The neighbor who called police because Jefferson's door was ajar is devastated, according to published reports, and feels he was responsible. But of course he wasn't. The problem you identify is real, and it's one that police departments ought to realize they need to address. 

Thanks for taking questions. Any chance that Trump becomes so toxic, and his actions are revealed to be so indefensible that a half dozen vulnerable Republican senators decide they have no choice but to impeach, and that number then snowballs in order to save GOP control of the Senate? Like the other questioner, I'm dreaming big.

That is an entirely plausible scenario. At the moment, it seems improbable. But one thing we should have learned in the past four years is that improbable things sometimes do happen. So dream on.

Hi Gene, What are your thoughts on the recent controversy re: Ellen & her comments re: friendship "with people we disagree with"? I draw a line between civility and actual friendship. George W. Bush is, like almost everyone, worthy of at least civility and respect. But given the destructive impact his admin. had on the country (and the world), how should we look back on him now, in the Trump era? I feel that a lot of much of the country still looks too kindly on him simply because he's a very decent man personally. Still time left of course, but there's a solid chance that Trump - who is horrible, don't get me wrong - will leave office having not done nearly as much material damage as Bush/Cheney did.

I'm basically with Ellen on this. I don't know what the line is between civility and actual friendship. Is faux friendship okay? I do think there's a line between the personal and the political, but I think it's up to each of us to decide where that line should be drawn. 

I thought that I heard a rumor that congress was going to take up a measure that would reverse this Syria situation that Trump made? Can congress reverse his decisions regarding the military and if so why haven't they?

Congress can do whatever it wants. The situation on the ground looks irreversible. Are we going to send troops to drive out the Turks AND the Syrians AND the Russians, and give that territory back to the Kurds? No, we're not. We can apply sanctions to Turkey but that won't undo the damage.


That's all for today, folks. Our time is up. Thanks for participating in a lively discussion, and I'll see you again next week!

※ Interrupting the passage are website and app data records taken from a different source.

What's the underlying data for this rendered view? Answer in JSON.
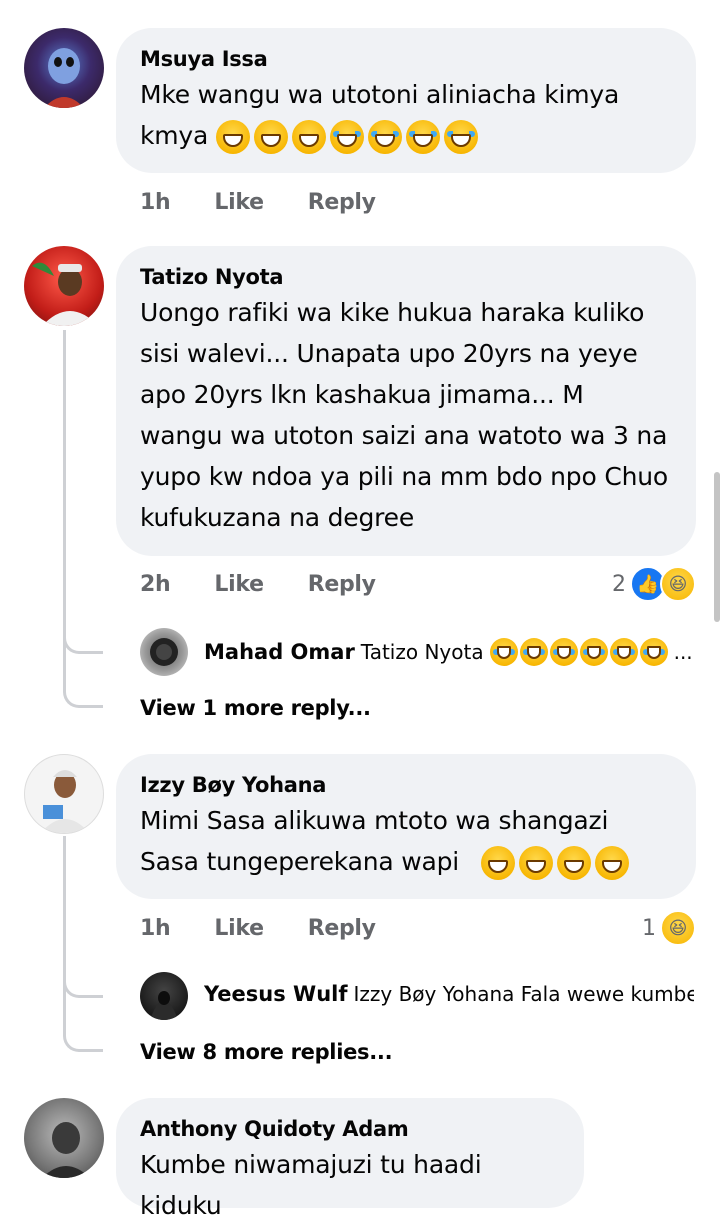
{
  "comments": [
    {
      "author": "Msuya Issa",
      "text": "Mke wangu wa utotoni aliniacha kimya kmya",
      "emoji": [
        "grin",
        "grin",
        "grin",
        "joy",
        "joy",
        "joy",
        "joy"
      ],
      "time": "1h",
      "like": "Like",
      "reply": "Reply"
    },
    {
      "author": "Tatizo Nyota",
      "text": "Uongo rafiki wa kike hukua haraka kuliko sisi walevi... Unapata upo 20yrs na yeye apo 20yrs lkn kashakua jimama... M wangu wa utoton saizi ana watoto wa 3 na yupo kw ndoa ya pili na mm bdo npo Chuo kufukuzana na degree",
      "time": "2h",
      "like": "Like",
      "reply": "Reply",
      "reaction_count": "2",
      "reply_preview": {
        "author": "Mahad Omar",
        "text": "Tatizo Nyota",
        "ellipsis": "..."
      },
      "view_more": "View 1 more reply..."
    },
    {
      "author": "Izzy Bøy Yohana",
      "text": "Mimi Sasa alikuwa mtoto wa shangazi Sasa tungeperekana wapi",
      "emoji": [
        "laugh",
        "laugh",
        "laugh",
        "laugh"
      ],
      "time": "1h",
      "like": "Like",
      "reply": "Reply",
      "reaction_count": "1",
      "reply_preview": {
        "author": "Yeesus Wulf",
        "text": "Izzy Bøy Yohana Fala wewe kumbe ..."
      },
      "view_more": "View 8 more replies..."
    },
    {
      "author": "Anthony Quidoty Adam",
      "text": "Kumbe niwamajuzi tu haadi kiduku"
    }
  ]
}
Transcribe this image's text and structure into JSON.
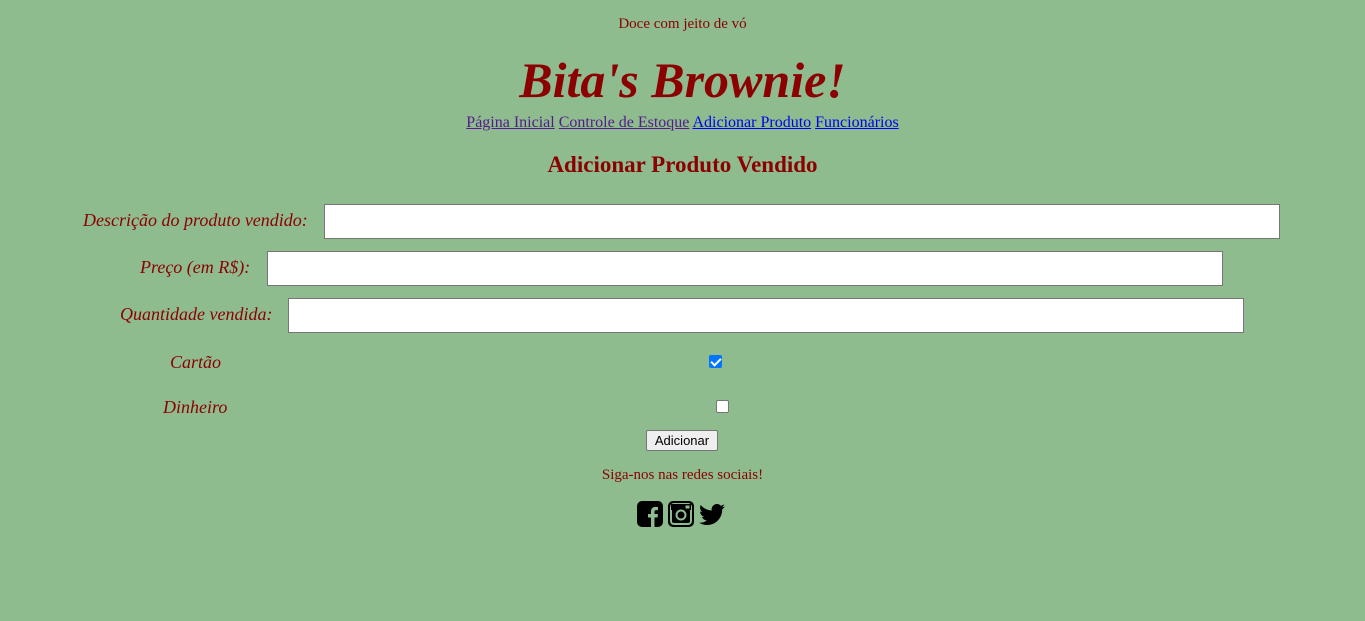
{
  "header": {
    "tagline": "Doce com jeito de vó",
    "brand": "Bita's Brownie!"
  },
  "nav": {
    "items": [
      {
        "label": "Página Inicial"
      },
      {
        "label": "Controle de Estoque"
      },
      {
        "label": "Adicionar Produto"
      },
      {
        "label": "Funcionários"
      }
    ]
  },
  "form": {
    "title": "Adicionar Produto Vendido",
    "description_label": "Descrição do produto vendido:",
    "description_value": "",
    "price_label": "Preço (em R$):",
    "price_value": "",
    "quantity_label": "Quantidade vendida:",
    "quantity_value": "",
    "card_label": "Cartão",
    "card_checked": true,
    "cash_label": "Dinheiro",
    "cash_checked": false,
    "submit_label": "Adicionar"
  },
  "footer": {
    "social_text": "Siga-nos nas redes sociais!",
    "icons": [
      "facebook-icon",
      "instagram-icon",
      "twitter-icon"
    ]
  },
  "colors": {
    "background": "#8fbc8f",
    "text_accent": "#8b0000",
    "link": "#0000ee",
    "link_visited": "#551a8b",
    "checkbox_checked": "#0075ff"
  }
}
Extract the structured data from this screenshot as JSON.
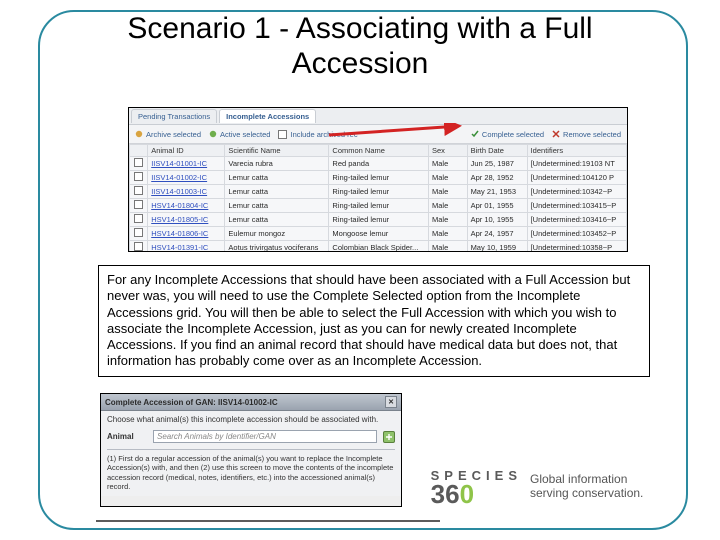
{
  "title": "Scenario 1 - Associating with a Full Accession",
  "top_grid": {
    "tabs": [
      {
        "label": "Pending Transactions"
      },
      {
        "label": "Incomplete Accessions"
      }
    ],
    "toolbar": {
      "archive": "Archive selected",
      "active": "Active selected",
      "include_archived": "Include archived rec",
      "complete": "Complete selected",
      "remove": "Remove selected"
    },
    "headers": {
      "animal_id": "Animal ID",
      "scientific": "Scientific Name",
      "common": "Common Name",
      "sex": "Sex",
      "birth": "Birth Date",
      "identifiers": "Identifiers"
    },
    "rows": [
      {
        "id": "IISV14-01001-IC",
        "sci": "Varecia rubra",
        "com": "Red panda",
        "sex": "Male",
        "dob": "Jun 25, 1987",
        "ident": "[Undetermined:19103 NT"
      },
      {
        "id": "IISV14-01002-IC",
        "sci": "Lemur catta",
        "com": "Ring-tailed lemur",
        "sex": "Male",
        "dob": "Apr 28, 1952",
        "ident": "[Undetermined:104120 P"
      },
      {
        "id": "IISV14-01003-IC",
        "sci": "Lemur catta",
        "com": "Ring-tailed lemur",
        "sex": "Male",
        "dob": "May 21, 1953",
        "ident": "[Undetermined:10342~P"
      },
      {
        "id": "HSV14-01804-IC",
        "sci": "Lemur catta",
        "com": "Ring-tailed lemur",
        "sex": "Male",
        "dob": "Apr 01, 1955",
        "ident": "[Undetermined:103415~P"
      },
      {
        "id": "HSV14-01805-IC",
        "sci": "Lemur catta",
        "com": "Ring-tailed lemur",
        "sex": "Male",
        "dob": "Apr 10, 1955",
        "ident": "[Undetermined:103416~P"
      },
      {
        "id": "HSV14-01806-IC",
        "sci": "Eulemur mongoz",
        "com": "Mongoose lemur",
        "sex": "Male",
        "dob": "Apr 24, 1957",
        "ident": "[Undetermined:103452~P"
      },
      {
        "id": "HSV14-01391-IC",
        "sci": "Aotus trivirgatus vociferans",
        "com": "Colombian Black Spider...",
        "sex": "Male",
        "dob": "May 10, 1959",
        "ident": "[Undetermined:10358~P"
      }
    ]
  },
  "instruction": "For any Incomplete Accessions that should have been associated with a Full Accession but never was, you will need to use the Complete Selected option from the Incomplete Accessions grid. You will then be able to select the Full Accession with which you wish to associate the Incomplete Accession, just as you can for newly created Incomplete Accessions. If you find an animal record that should have medical data but does not, that information has probably come over as an Incomplete Accession.",
  "modal": {
    "title": "Complete Accession of GAN: IISV14-01002-IC",
    "prompt": "Choose what animal(s) this incomplete accession should be associated with.",
    "animal_label": "Animal",
    "animal_placeholder": "Search Animals by Identifier/GAN",
    "note": "(1) First do a regular accession of the animal(s) you want to replace the Incomplete Accession(s) with, and then (2) use this screen to move the contents of the incomplete accession record (medical, notes, identifiers, etc.) into the accessioned animal(s) record."
  },
  "logo": {
    "line1": "SPECIES",
    "line2_a": "36",
    "line2_b": "0",
    "tagline": "Global information serving conservation."
  }
}
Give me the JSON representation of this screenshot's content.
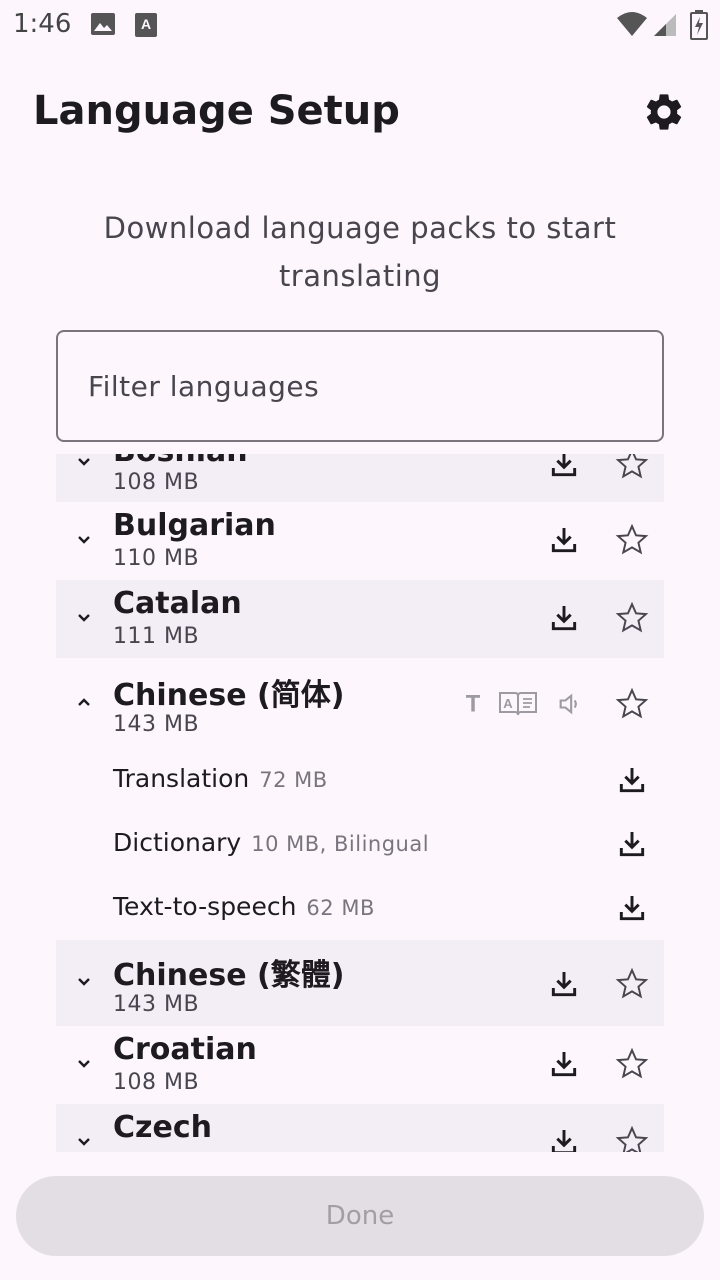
{
  "status_bar": {
    "time": "1:46",
    "icons": [
      "image-icon",
      "translate-a-icon",
      "wifi-icon",
      "signal-icon",
      "battery-charging-icon"
    ]
  },
  "header": {
    "title": "Language Setup",
    "settings_icon": "gear-icon"
  },
  "intro": {
    "text": "Download language packs to start translating"
  },
  "filter": {
    "placeholder": "Filter languages"
  },
  "languages": [
    {
      "name": "Bosnian",
      "size": "108 MB",
      "expanded": false
    },
    {
      "name": "Bulgarian",
      "size": "110 MB",
      "expanded": false
    },
    {
      "name": "Catalan",
      "size": "111 MB",
      "expanded": false
    },
    {
      "name": "Chinese (简体)",
      "size": "143 MB",
      "expanded": true,
      "packs": [
        {
          "label": "Translation",
          "meta": "72 MB"
        },
        {
          "label": "Dictionary",
          "meta": "10 MB, Bilingual"
        },
        {
          "label": "Text-to-speech",
          "meta": "62 MB"
        }
      ]
    },
    {
      "name": "Chinese (繁體)",
      "size": "143 MB",
      "expanded": false
    },
    {
      "name": "Croatian",
      "size": "108 MB",
      "expanded": false
    },
    {
      "name": "Czech",
      "size": "",
      "expanded": false
    }
  ],
  "footer": {
    "done_label": "Done"
  },
  "colors": {
    "background": "#fdf7fd",
    "row_shade": "#f3edf5",
    "icon_muted": "#9e9aa3",
    "button_disabled": "#e3dee4"
  }
}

In This Chat
Eugene Robinson
Eugene Robinson is an Associate Editor and twice-weekly columnist for The Washington Post. His column appears on Tuesdays and Fridays. In a 25-year career at The Post, Robinson has been city hall reporter, city editor, foreign correspondent in Buenos Aires and London, foreign editor, and assistant managing editor in charge of the paper's award-winning Style section. In 2009, he received the Pulitzer Prize for Commentary for his columns on the 2008 presidential campaign that focus on the election of the first African-American president. In 2005, he started writing a column for the Op-Ed page. He is the author of "Disintegration: The Splintering of Black America" (2010), "Coal to Cream: A Black Man's Journey Beyond Color to an Affirmation of Race" (1999) and "Last Dance in Havana" (2004). Robinson lives with his wife and two sons in Arlington.
Recent Chats
  • Next: